Diet Pepsi is tweaking its formula to stay sweet a little longer. PepsiCo Inc is testing new artificial sweeteners that let the soda keep its taste for a longer period of time.
The problem is that the current sweetener used in the soda - aspartame - loses its potency faster than high fructose corn syrup, the sweetener that's used in most regular sodas.
A person with knowledge of the situation says the company had considered importing versions of Diet Pepsi sold in other countries to the US.
But now it is testing other sweetener mixes, with a new version set to come out as soon as next year.
The new version will use the same formula that creates Diet Pepsi's overall taste, according to the person, who requested anonymity because she wasn't authorised to speak publicly.
But it will use a mix of artificial sweeteners, including acesulfame-potassium, or ace-K, that has a longer shelf life.
Aspartame on its own is more sensitive to heat, which is a problem when sodas are sitting in trucks or waiting to be shipped to retailers.
In an emailed statement, PepsiCo said it is "always looking at ways to provide the best consumer experience," but that it has no plans to change the taste formula of Diet Pepsi.

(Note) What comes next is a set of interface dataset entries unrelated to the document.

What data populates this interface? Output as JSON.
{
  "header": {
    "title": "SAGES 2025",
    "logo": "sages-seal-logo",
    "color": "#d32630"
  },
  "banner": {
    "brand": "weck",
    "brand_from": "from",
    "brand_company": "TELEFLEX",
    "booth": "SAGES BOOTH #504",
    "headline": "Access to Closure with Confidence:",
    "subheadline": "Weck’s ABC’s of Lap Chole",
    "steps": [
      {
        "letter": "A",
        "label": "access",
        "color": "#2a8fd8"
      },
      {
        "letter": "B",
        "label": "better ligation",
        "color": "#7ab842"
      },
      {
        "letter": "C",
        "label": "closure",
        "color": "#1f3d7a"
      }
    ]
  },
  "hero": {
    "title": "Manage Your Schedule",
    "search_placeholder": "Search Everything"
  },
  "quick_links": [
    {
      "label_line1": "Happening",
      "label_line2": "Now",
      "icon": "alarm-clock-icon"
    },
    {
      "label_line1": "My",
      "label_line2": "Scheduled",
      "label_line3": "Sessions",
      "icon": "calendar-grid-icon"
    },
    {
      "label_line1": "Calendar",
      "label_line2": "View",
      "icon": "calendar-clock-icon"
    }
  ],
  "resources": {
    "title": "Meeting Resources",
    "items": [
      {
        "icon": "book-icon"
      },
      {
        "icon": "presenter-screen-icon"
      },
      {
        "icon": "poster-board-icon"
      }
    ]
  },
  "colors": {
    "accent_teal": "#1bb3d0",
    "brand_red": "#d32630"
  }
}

Similar switch in '06
It's not the first time PepsiCo is tweaking a diet soft drink. The company, based in Purchase, NY, made a similar switch to its Diet Mountain Dew in 2006.
Beverage rival Coca-Cola Company tweaked the sweetener used in Diet Sprite in 2000.
By blending artificial sweeteners, companies create a "synergistic effect" that prolongs the sweetener's potency, said John Sicher, publisher of the industry tracker Beverage Digest.
PepsiCo's latest tinkering comes as an increasing number of diet drinks have come on the market.
Coca-Cola in 2005 introduced its Coke Zero, which is intended to taste more like the original Coke. Pepsi followed up two years alter with Pepsi Max. But Pepsi Max hasn't performed as strongly as Coke Zero.
Diet Pepsi ranks as No. 7, according to Beverage Digest, and its sales volume last year was about half that of Diet Coke,.
A spokesman for Coca-Cola, Scott Williamson, said there are no changes planned for Diet Coke, which still uses only aspartame as a sweetener.
The US Food and Drug Administration approved ace-K for use in 1998.
It is often used in combination with other artificial sweeteners, according to the Center for Science in the Public Interest, a food-safety advocacy group.
The sweetener is used in a wide range of foods, including baked goods, chewing gum and gelatin desserts, as well as diet soft drinks.